becomes d'éist

becomes d'oscail

D'éirigh mé ar a seacht a chlog. - I got up at 7 o'clock.

D'amharc sé ar an teilifís. - He watched the TV.

D'ol sí as gloine. - She drank from a glass.

D'éist siad leis an raidió. - They listened _to the radio.

D'oscail Peadair a mhála. - Peadair opened his bag.

Regular verbs beginning with f

fág (verb leave)

freastail (verb attend, serve)

foghlaim (verb learn)

becomes d'fhág

becomes _d'fhreastail

becomes d'fhoghlaim

D'fhág mé scoil ar leath i ndiadh a trí. - I left school at half past three.

D'fhreastail siad ar choláiste eile. - They attended another college.

D'fhoghlaim Caitriona rudaí ina ranga. - Caitriona learnt things in her class.

Negative and question forms

Use the negative form when saying you didn't do something.

For example, I went becomes I did not go in the negative.

To put a verb in the negative form in the past tense in Irish, you do two things:

  • Add níor before the verb
  • Aspirate or add a séimhiú (h) to the verb if it begins with a consonant - but don't do this to vowels

Remember, don't add d' to verbs beginning with vowels or f when using níor.

PositiveNegative
chuir méI putníor chuir méI didn't put
d'ól méI drankníor ól méI didn't drink
d'fhan méI waitedníor fhan méI didn't wait

You use the question form when you want to ask if someone did something.

For example, you went becomes did you go? in the question form.

Asking questions is similar to using the negative form. To put a verb in the question form in the past tense in Irish, you do two things:

  • Add ar before the verb
  • Aspirate or add a séimhiú (h) to the verb if it begins with a consonant - but don't do this to vowels

Remember, don't add d' to verbs beginning with vowels or f when using ar.

PositiveQuestion
chuir túyou putar chuir tú?did you put?
d'ól túyou drankar ól tú?did you drink?
d'fhan túyou waitedar fhan tú?did you wait?

Irregular verbs

There are eleven irregular verbs in Irish. These verbs are called irregular because they do not follow the three rules of the past tense, or rules of other tenses.

Some of them also do not use níor and ar in their negative and question forms, and instead use and an.

They are the most commonly used verbs and it is important to know them.
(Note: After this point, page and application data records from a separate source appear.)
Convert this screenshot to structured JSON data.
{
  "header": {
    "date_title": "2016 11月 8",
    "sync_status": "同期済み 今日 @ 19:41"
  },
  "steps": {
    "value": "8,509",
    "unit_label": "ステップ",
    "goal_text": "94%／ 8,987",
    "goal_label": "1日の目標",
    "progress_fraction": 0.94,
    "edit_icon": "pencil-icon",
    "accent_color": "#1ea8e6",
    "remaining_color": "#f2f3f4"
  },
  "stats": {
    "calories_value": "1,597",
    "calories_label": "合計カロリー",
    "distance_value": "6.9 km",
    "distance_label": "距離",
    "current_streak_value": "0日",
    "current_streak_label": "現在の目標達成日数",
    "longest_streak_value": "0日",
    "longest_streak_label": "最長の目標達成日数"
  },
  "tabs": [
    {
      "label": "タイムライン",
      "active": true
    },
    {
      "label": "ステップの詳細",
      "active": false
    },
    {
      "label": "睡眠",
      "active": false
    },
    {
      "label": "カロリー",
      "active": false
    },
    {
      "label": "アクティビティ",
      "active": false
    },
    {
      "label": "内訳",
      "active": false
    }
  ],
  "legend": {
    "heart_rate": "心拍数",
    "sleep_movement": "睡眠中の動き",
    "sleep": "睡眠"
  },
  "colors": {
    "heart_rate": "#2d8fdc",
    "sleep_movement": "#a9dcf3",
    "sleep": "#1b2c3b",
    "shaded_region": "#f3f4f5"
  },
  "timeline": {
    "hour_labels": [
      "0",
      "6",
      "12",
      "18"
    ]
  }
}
The table below shows these verbs in the positive, negative and question forms.

PostiveNegativeQuestion
verb gotéighchuaighní dheacaighan ndeacaigh tú?
verb bebhíní raibhan raibh tú?
verb do, makedéanrinnení dhearnaan ndearna tú?
verb seefeicchonaicní fhacaan bhfaca tú?
verb sayabairdúirtní dúirtan ndúirt tú?
verb getfaighfuairní fhuairan bhfuair tú?
verb eatithd'ithníor ithar ith tú?
verb hearclois / cluinchualaníor chualaar chuala tú?
verb givetabhairthugníor thugar thug tú?
verb cometartháinigníor tháinigar tháinig tú?
verb catchbeir arrug mé arníor rug mé arar rug tú ar?